Have you ever walked away from your refrigerator, not knowing that you left the door ajar? Perhaps you are one of the many people who like to ponder what your next meal will be, with the fridge doors wide open. Maybe you have young children who are constantly opening and closing the refrigerator searching for snacks.
Whatever the situation, the problem is obvious. Refrigerator doors that are open for extended periods of time waste energy, and wasting energy means wasting money.
This project was designed to detect when a refrigerator door, or any door for that matter, remains open for an excessive amount of time. The idea was contrived while leasing an apartment and having to use an older refrigerator that accompanied the unit. On more than one occasion, the door would physically be closed, but then on its own, become ajar. This was often due to the fridge being overfilled or the door heavily loaded with items. At times the fridge would remain that open for hours, resulting in the contents becoming spoiled and energy wasted.
The plan was to design a device, that could be integrated with the refrigerator door frame, to be able to indicate if the door had been in an open position for a period of roughly 20 seconds. If the door was open, a button would be released and a timer initiated. At about 20 seconds, a buzzer would sound, indicating that the door was open for an extended period of time. The buzzer sound would remain until the door was shut.Build
A prototype of the device was built using a few simple items (see Hardware Components List). Particle-Photon-1 was placed onto a breadboard with a Piezo Buzzer. Another smaller breadboard housed the push button, and Particle-Photon-2 was placed onto a third breadboard. All three devices were designed to work as a system.
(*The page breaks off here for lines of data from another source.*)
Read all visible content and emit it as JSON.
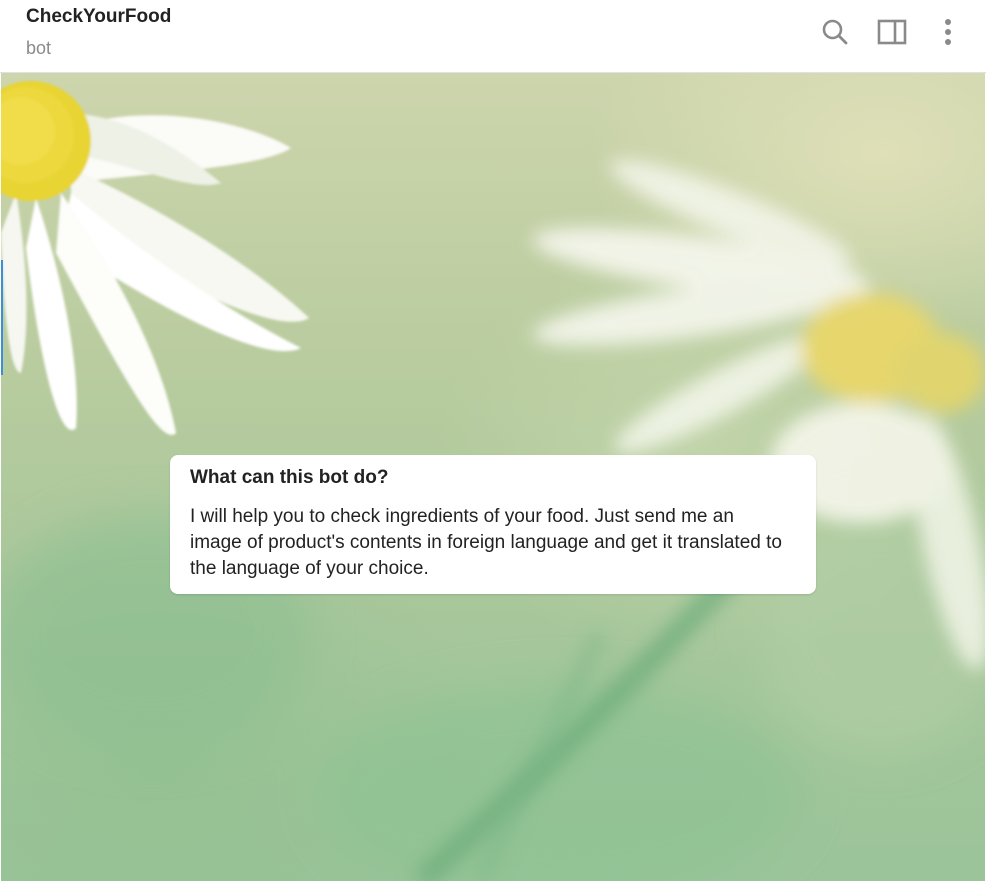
{
  "header": {
    "title": "CheckYourFood",
    "subtitle": "bot",
    "icons": {
      "search": "search-icon",
      "sidebar": "sidebar-panel-icon",
      "more": "more-vertical-icon"
    }
  },
  "bot_info": {
    "title": "What can this bot do?",
    "description": "I will help you to check ingredients of your food. Just send me an image of product's contents in foreign language and get it translated to the language of your choice."
  },
  "colors": {
    "accent": "#3a8fd6",
    "icon": "#8a8a8a",
    "flower_petal": "#ffffff",
    "flower_center": "#e5d64a"
  }
}
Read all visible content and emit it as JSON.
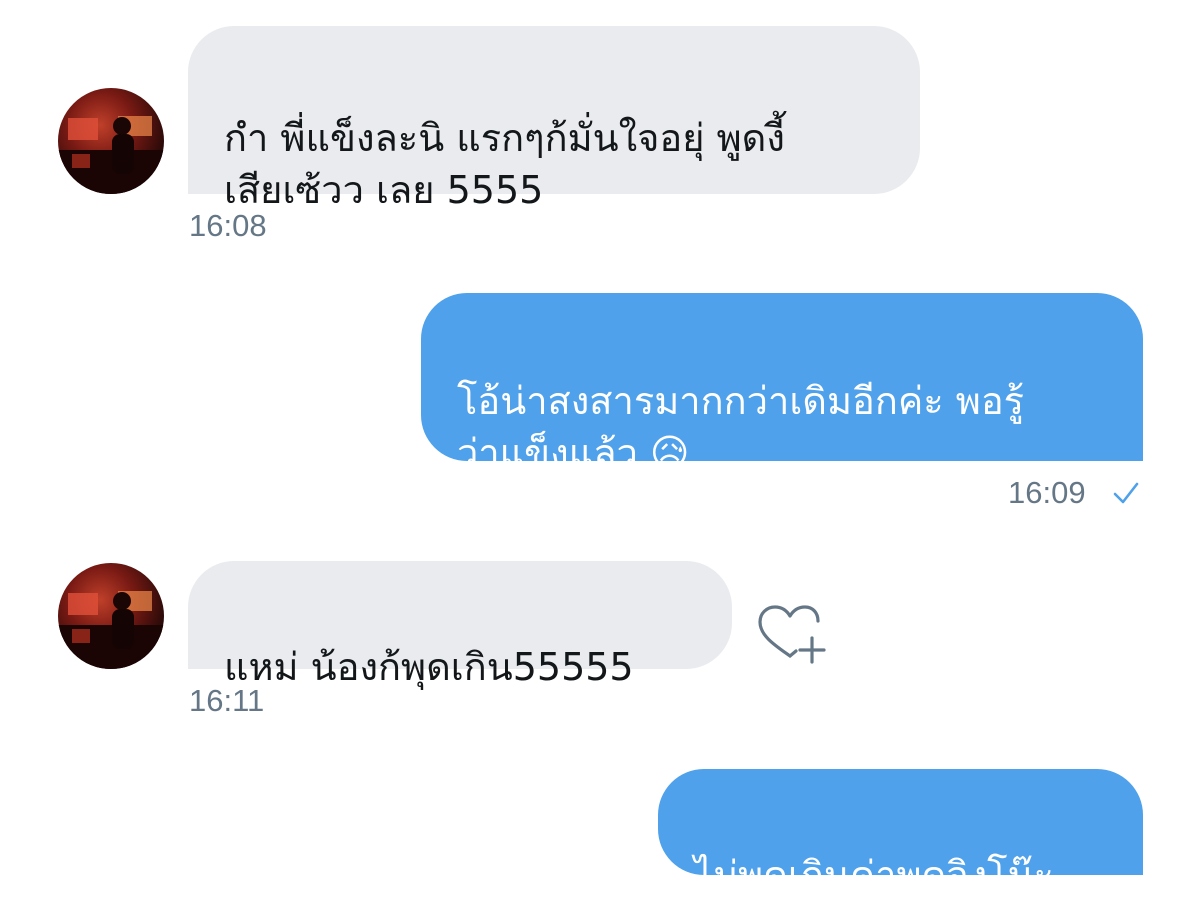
{
  "messages": [
    {
      "direction": "in",
      "text": "กำ พี่แข็งละนิ  แรกๆก้มั่นใจอยุ่ พูดงี้\nเสียเซ้วว เลย 5555",
      "time": "16:08"
    },
    {
      "direction": "out",
      "text": "โอ้น่าสงสารมากกว่าเดิมอีกค่ะ พอรู้\nว่าแข็งแล้ว 😥",
      "time": "16:09",
      "status_icon": "check-icon"
    },
    {
      "direction": "in",
      "text": "แหม่ น้องก้พุดเกิน55555",
      "time": "16:11",
      "reaction_icon": "heart-plus-icon"
    },
    {
      "direction": "out",
      "text": "ไม่พูดเกินค่าพูดจิงโน๊ะ"
    }
  ],
  "colors": {
    "incoming_bubble": "#e9ebef",
    "outgoing_bubble": "#4ea1ea",
    "timestamp": "#657786",
    "check": "#4ea1ea"
  }
}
The breadboard with push button was affixed to the door frame of the refrigerator. With the door in a closed position, the push button would remain pressed. Alternatively, with the door in an open position, the button would release and after 20 seconds, signal the buzzer.
Photon-1 publishes an event that fridge door activity is occurring. Photon-2 subscribes to that event and lights an LED signifying that it has received the buzzer signal. As the LED turns on, Photon-2 publishes an event again and Photon-1 subscribes once more, signaling its LED to turn on. This indicates successful communication between the devices. Once the door position changes to closed, the buzzer and LEDs turn off.
The push button was connected by wire to the D3 pin and to a ground pin on photon 1. The buzzer was connected to the D4 pin and to a ground pin on photon 1. The LED is at D7 for both photons.
The refrigerator door activity data was collected using IFTTT. We created a applet that would record when "fridgeneedshelp" was published as an event in real time and this data was recorded onto a Google Sheet. The data plot below shows this open/close door event. We did an experiment with our photons where we would have the button released for several minutes, and then press the button for at least 10 minutes, and then we would repeat. If you look at the 2 minute mark you can see the next event is at 12 minutes, this indicates that the door was closed between that time period. From the 19 minute mark, the next mark is at 32, which indicates that the fridge was closed during this time period.
Here is a link to the live-stream of the data